This week they published a thorough investigation of how coal millionaire and Democratic Sen. Joe Manchin, who is currently trying to remove climate measures from the federal budget, used his political power to enrich himself and his family.
One of our most recent additions to the OptOut family, Scalawag, has a long read about a corporation that has poisoned people of color in Texas for decades.
Decades of exposure to cancer-causing chemicals are sickening Black residents at alarming rates. But courts and the company responsible for the contamination say the burden of proof is on the community
Status Coup continues its close coverage of the water crisis in Flint, Michigan. In this video, Jordan Chariton speaks with a Flint resident who became so sick in the aftermath of the 2014 water switch that she was forced to have a tracheotomy.
Cuomogate (Part Seven)
THE CITY details the latest grotesque attempt by New York Gov. Andrew Cuomo to keep his job: blaming his own victims. After the New York AG's report showed that the governor had sexually harassed at least 11 women, the deeply corrupt Cuomo denied all accounts of his disgusting behavior.
FAQ NYC spoke with THE CITY reporter Josefa Velasquez, who wrote the above article, for more on Cuomogate. Plus, failed NYC mayoral candidate Scott Stringer talks about the harassment allegations against him.
Here's more on Cuomo from New York Focus.
And here's the story of how the corporate media made a mockery of all kinds of journalistic ethics.

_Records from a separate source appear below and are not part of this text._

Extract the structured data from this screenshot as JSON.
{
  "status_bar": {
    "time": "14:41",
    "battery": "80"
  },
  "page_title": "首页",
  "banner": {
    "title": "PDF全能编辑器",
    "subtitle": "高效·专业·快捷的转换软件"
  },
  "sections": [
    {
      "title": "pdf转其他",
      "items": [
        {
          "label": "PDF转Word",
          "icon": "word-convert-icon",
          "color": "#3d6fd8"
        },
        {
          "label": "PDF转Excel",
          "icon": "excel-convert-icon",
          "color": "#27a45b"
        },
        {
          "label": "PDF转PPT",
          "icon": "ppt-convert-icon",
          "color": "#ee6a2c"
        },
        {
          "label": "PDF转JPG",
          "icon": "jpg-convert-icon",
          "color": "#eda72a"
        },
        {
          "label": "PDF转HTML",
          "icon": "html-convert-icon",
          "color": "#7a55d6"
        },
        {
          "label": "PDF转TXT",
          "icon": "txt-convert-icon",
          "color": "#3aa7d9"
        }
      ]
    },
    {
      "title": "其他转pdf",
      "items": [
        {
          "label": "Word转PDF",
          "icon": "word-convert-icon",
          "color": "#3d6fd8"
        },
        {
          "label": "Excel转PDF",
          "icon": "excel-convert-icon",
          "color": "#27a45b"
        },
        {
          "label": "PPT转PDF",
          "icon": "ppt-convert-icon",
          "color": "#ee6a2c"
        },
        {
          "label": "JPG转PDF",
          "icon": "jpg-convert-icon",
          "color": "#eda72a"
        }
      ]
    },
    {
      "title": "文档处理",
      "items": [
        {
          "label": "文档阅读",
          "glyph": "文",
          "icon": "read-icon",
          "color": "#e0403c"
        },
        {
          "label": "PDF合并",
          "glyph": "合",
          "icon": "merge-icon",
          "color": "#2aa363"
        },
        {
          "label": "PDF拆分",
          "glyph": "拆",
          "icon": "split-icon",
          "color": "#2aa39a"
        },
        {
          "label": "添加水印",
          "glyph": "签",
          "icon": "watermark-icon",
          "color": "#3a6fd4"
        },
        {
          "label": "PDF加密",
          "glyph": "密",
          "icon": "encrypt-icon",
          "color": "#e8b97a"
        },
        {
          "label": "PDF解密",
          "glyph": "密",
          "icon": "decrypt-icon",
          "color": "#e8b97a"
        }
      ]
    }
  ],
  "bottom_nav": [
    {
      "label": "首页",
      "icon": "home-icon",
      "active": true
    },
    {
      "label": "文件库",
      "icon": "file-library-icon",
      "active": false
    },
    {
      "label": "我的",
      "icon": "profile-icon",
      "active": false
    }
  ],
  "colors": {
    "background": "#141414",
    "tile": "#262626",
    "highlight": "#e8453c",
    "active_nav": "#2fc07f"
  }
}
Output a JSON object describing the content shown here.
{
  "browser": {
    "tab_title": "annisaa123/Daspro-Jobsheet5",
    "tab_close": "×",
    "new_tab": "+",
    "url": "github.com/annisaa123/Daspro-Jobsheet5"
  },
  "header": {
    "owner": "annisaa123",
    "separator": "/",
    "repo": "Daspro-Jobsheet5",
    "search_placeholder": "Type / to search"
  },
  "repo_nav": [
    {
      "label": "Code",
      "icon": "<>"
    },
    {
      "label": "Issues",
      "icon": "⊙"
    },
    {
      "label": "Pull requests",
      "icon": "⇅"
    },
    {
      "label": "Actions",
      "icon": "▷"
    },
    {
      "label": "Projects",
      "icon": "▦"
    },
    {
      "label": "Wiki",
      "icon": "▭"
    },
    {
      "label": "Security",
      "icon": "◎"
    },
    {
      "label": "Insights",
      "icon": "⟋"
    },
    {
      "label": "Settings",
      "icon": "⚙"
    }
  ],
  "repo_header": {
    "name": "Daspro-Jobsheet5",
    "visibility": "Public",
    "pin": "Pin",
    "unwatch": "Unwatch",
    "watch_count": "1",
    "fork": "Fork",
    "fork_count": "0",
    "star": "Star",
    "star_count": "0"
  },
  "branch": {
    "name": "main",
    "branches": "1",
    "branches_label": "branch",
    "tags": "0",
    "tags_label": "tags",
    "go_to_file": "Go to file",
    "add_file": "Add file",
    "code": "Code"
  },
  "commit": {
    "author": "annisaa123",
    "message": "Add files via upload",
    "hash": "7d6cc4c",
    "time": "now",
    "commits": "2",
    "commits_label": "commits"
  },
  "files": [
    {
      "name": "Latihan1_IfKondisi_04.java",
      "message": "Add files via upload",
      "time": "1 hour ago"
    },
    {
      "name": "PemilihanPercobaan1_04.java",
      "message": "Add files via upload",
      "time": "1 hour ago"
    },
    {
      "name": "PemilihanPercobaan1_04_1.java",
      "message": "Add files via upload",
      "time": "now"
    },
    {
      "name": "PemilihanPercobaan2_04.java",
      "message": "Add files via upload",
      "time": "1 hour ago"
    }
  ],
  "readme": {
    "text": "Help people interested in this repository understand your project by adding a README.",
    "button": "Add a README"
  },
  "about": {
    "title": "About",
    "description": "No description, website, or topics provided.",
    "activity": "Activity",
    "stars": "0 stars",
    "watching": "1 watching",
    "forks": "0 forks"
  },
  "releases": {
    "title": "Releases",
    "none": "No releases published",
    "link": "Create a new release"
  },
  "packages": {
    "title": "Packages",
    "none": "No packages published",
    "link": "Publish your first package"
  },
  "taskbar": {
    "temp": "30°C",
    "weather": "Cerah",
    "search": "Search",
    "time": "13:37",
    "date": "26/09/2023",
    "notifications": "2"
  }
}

Cuomo's brother, MSNBC host Chris Cuomo, advised Cuomo on how to spin sexual harassment and abuse accusations without informing his audience. Katie Halper and Struggle Session's Leslie Lee III have takes.
The Majority Report talks with The American Prospect Executive Editor David Dayen about Biden's failure to protect people from being kicked to the curb until five days after the eviction moratorium expired.
It's important to recognize who led the five-day campout on the steps of the Capitol that forced Biden to order the CDC to extend the eviction moratorium: Missouri's Cori Bush, a leftist first-term rep who has experienced homelessness herself.
Kayla Grant writes in Prism about the huge pay gap that Black women face.
In the U.S., Black women are paid 63 cents for every dollar that white men are paid, according to the latest report conducted by the Institute for Women’s Policy Research. Falling this year on August 3, Black Women Equal Pay Day marks the approximate date into a new calendar year that Black women must work until their earnings catch up to what a white man would have earned by the last day of the prior year. The pay gap causes Black women to lose $24,110 a year, resulting in $964,400 over the course of a 40-year career, according to a recent report from the National Women’s Law Center.
In Welcome to Hell World, Luke O'Neil reports on a Kimbal Musk-founded nonprofit garden education organization Big Green combatting its workers’ attempts to unionize.
Knock LA writes about shareholders of Activision Blizzard suing the company. The lawsuit "alleges a pattern of pay and gender discrimination, sexual harassment, retaliation, and more labor abuses, including—but not limited to—an instance where a woman was being harassed by the superior she had been dating, and eventually committed suicide."
The American Prospect recounts the life of Richard Trumka, the AFL-CIO president who died suddenly this week.
Nina Turner's Loss
Natalie Shure analyzes Nina Turner's congressional loss for In These Times.
There’s an obvious lesson here for future Left insurgent candidates, which is more or less the messaging settled on by most successful progressive challengers: to call on the Democrats to live up to their full potential, and start doing more for the American people.
FAIR calls out the corporate media for its classic misinterpretation of election results.
That's all for this weekend, folks! We appreciate you following the latest from the independent OptOut network. If you're not already a donor, you can help us launch this app by making a tax-deductible donation.
Have a good week!